■ Input data
━━━━━━

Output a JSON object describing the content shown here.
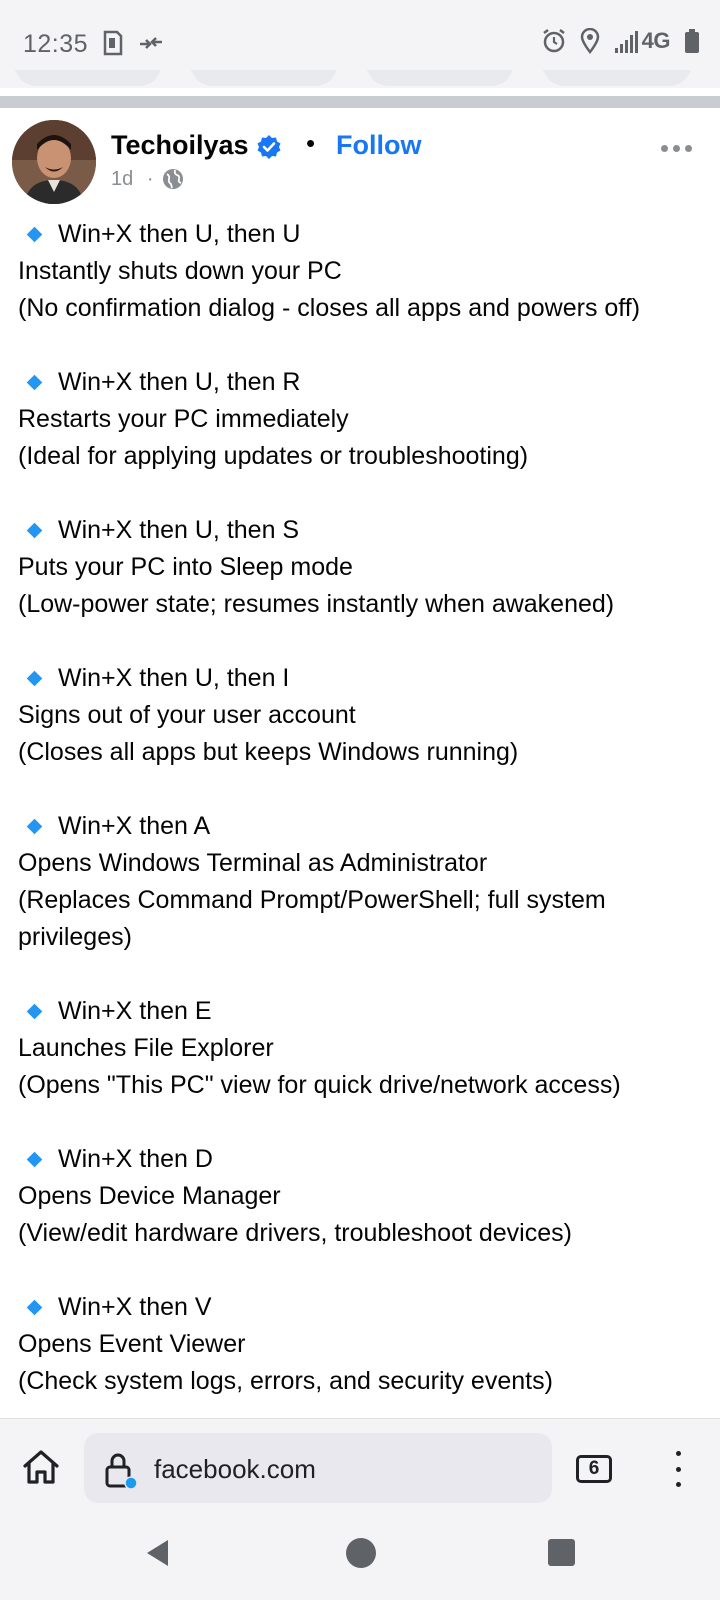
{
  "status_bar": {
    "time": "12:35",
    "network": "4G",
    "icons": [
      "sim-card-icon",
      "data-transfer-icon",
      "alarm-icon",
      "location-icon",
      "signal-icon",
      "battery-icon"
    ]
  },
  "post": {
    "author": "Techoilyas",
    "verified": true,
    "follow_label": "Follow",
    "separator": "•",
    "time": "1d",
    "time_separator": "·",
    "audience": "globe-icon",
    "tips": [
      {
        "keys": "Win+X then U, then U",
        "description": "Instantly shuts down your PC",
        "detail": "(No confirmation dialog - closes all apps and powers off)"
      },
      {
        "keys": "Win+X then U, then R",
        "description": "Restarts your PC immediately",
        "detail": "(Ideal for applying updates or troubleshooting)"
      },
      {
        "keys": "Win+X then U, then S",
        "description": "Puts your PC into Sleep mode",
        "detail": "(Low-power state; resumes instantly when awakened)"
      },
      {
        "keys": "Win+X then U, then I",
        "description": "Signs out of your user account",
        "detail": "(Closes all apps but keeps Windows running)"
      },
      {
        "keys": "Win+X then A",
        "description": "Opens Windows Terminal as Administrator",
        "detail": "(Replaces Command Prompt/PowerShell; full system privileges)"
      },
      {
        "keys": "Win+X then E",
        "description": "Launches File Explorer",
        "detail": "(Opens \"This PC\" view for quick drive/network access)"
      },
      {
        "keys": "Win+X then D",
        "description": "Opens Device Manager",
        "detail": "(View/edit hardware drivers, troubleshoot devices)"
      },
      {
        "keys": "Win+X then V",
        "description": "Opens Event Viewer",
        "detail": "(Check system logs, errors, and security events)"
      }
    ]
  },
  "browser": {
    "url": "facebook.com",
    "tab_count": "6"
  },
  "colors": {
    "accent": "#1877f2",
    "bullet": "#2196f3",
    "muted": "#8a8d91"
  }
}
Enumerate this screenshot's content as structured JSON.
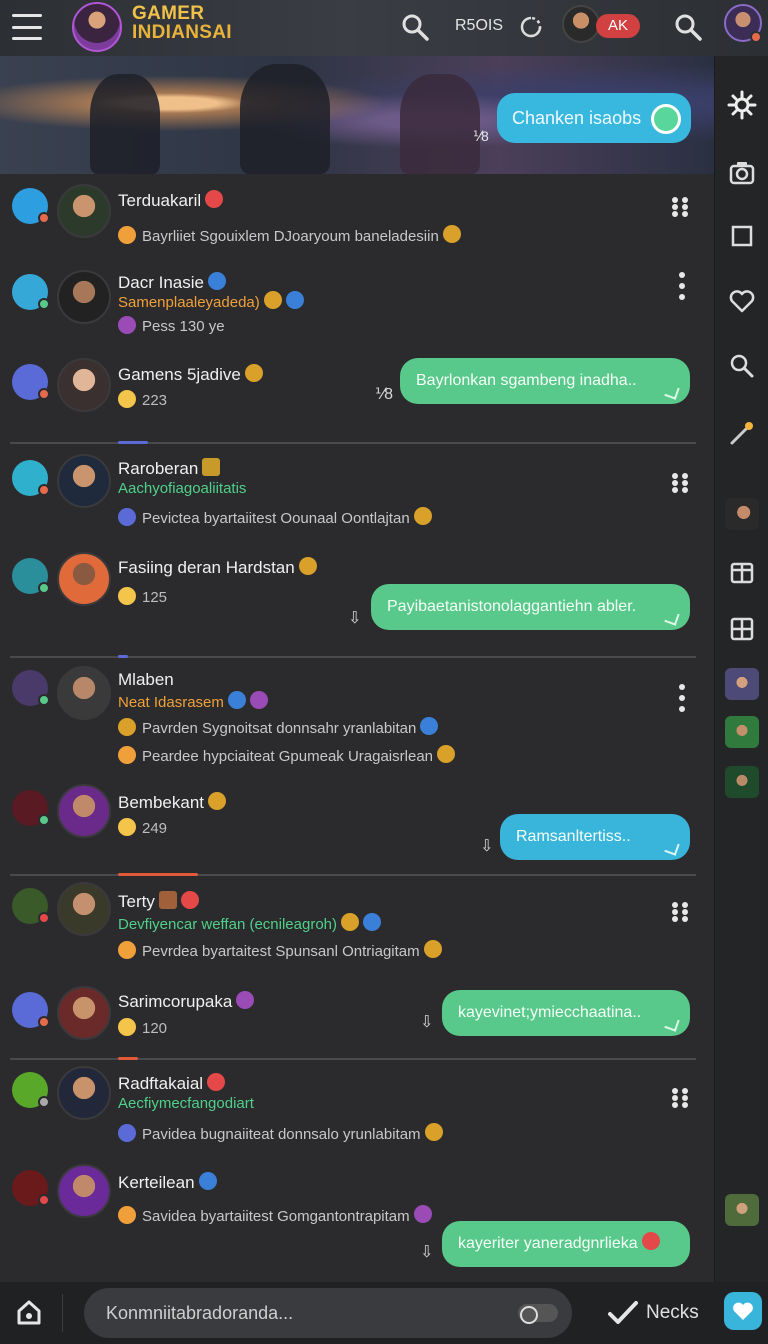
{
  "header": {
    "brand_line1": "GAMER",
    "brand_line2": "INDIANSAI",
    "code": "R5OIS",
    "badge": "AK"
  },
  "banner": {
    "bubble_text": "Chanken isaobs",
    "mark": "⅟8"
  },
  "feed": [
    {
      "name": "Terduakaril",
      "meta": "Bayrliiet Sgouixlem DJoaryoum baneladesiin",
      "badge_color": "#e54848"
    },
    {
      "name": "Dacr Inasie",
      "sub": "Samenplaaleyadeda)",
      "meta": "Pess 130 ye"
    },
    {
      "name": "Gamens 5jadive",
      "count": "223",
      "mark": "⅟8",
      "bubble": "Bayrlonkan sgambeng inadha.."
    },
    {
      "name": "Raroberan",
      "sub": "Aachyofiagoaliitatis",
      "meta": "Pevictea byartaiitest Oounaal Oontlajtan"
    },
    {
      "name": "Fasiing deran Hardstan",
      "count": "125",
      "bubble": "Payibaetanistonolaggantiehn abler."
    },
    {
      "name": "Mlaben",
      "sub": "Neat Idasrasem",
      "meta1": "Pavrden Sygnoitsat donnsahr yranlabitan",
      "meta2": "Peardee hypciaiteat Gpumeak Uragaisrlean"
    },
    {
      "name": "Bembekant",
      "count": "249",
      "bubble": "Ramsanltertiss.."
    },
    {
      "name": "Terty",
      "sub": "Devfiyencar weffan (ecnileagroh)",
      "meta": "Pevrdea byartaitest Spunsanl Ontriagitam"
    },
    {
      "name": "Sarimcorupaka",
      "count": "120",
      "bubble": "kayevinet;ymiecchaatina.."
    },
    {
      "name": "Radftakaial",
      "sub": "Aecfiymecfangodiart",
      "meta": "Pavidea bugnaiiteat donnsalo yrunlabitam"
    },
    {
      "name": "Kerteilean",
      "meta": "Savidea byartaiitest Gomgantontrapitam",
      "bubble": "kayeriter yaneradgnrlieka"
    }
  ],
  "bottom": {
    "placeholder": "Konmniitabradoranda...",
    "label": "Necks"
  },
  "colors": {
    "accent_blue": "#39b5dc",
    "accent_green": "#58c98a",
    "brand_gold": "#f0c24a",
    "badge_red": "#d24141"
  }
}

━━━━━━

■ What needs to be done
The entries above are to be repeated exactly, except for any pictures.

■ Solution to the exercise
Output a JSON object describing the content shown here.
{
  "status_bar": {
    "time": "12:35",
    "network": "4G",
    "icons": [
      "sim-card-icon",
      "data-transfer-icon",
      "alarm-icon",
      "location-icon",
      "signal-icon",
      "battery-icon"
    ]
  },
  "post": {
    "author": "Techoilyas",
    "verified": true,
    "follow_label": "Follow",
    "separator": "•",
    "time": "1d",
    "time_separator": "·",
    "audience": "globe-icon",
    "tips": [
      {
        "keys": "Win+X then U, then U",
        "description": "Instantly shuts down your PC",
        "detail": "(No confirmation dialog - closes all apps and powers off)"
      },
      {
        "keys": "Win+X then U, then R",
        "description": "Restarts your PC immediately",
        "detail": "(Ideal for applying updates or troubleshooting)"
      },
      {
        "keys": "Win+X then U, then S",
        "description": "Puts your PC into Sleep mode",
        "detail": "(Low-power state; resumes instantly when awakened)"
      },
      {
        "keys": "Win+X then U, then I",
        "description": "Signs out of your user account",
        "detail": "(Closes all apps but keeps Windows running)"
      },
      {
        "keys": "Win+X then A",
        "description": "Opens Windows Terminal as Administrator",
        "detail": "(Replaces Command Prompt/PowerShell; full system privileges)"
      },
      {
        "keys": "Win+X then E",
        "description": "Launches File Explorer",
        "detail": "(Opens \"This PC\" view for quick drive/network access)"
      },
      {
        "keys": "Win+X then D",
        "description": "Opens Device Manager",
        "detail": "(View/edit hardware drivers, troubleshoot devices)"
      },
      {
        "keys": "Win+X then V",
        "description": "Opens Event Viewer",
        "detail": "(Check system logs, errors, and security events)"
      }
    ]
  },
  "browser": {
    "url": "facebook.com",
    "tab_count": "6"
  },
  "colors": {
    "accent": "#1877f2",
    "bullet": "#2196f3",
    "muted": "#8a8d91"
  }
}
Enumerate this screenshot's content as structured JSON.
{
  "header": {
    "brand_line1": "GAMER",
    "brand_line2": "INDIANSAI",
    "code": "R5OIS",
    "badge": "AK"
  },
  "banner": {
    "bubble_text": "Chanken isaobs",
    "mark": "⅟8"
  },
  "feed": [
    {
      "name": "Terduakaril",
      "meta": "Bayrliiet Sgouixlem DJoaryoum baneladesiin",
      "badge_color": "#e54848"
    },
    {
      "name": "Dacr Inasie",
      "sub": "Samenplaaleyadeda)",
      "meta": "Pess 130 ye"
    },
    {
      "name": "Gamens 5jadive",
      "count": "223",
      "mark": "⅟8",
      "bubble": "Bayrlonkan sgambeng inadha.."
    },
    {
      "name": "Raroberan",
      "sub": "Aachyofiagoaliitatis",
      "meta": "Pevictea byartaiitest Oounaal Oontlajtan"
    },
    {
      "name": "Fasiing deran Hardstan",
      "count": "125",
      "bubble": "Payibaetanistonolaggantiehn abler."
    },
    {
      "name": "Mlaben",
      "sub": "Neat Idasrasem",
      "meta1": "Pavrden Sygnoitsat donnsahr yranlabitan",
      "meta2": "Peardee hypciaiteat Gpumeak Uragaisrlean"
    },
    {
      "name": "Bembekant",
      "count": "249",
      "bubble": "Ramsanltertiss.."
    },
    {
      "name": "Terty",
      "sub": "Devfiyencar weffan (ecnileagroh)",
      "meta": "Pevrdea byartaitest Spunsanl Ontriagitam"
    },
    {
      "name": "Sarimcorupaka",
      "count": "120",
      "bubble": "kayevinet;ymiecchaatina.."
    },
    {
      "name": "Radftakaial",
      "sub": "Aecfiymecfangodiart",
      "meta": "Pavidea bugnaiiteat donnsalo yrunlabitam"
    },
    {
      "name": "Kerteilean",
      "meta": "Savidea byartaiitest Gomgantontrapitam",
      "bubble": "kayeriter yaneradgnrlieka"
    }
  ],
  "bottom": {
    "placeholder": "Konmniitabradoranda...",
    "label": "Necks"
  },
  "colors": {
    "accent_blue": "#39b5dc",
    "accent_green": "#58c98a",
    "brand_gold": "#f0c24a",
    "badge_red": "#d24141"
  }
}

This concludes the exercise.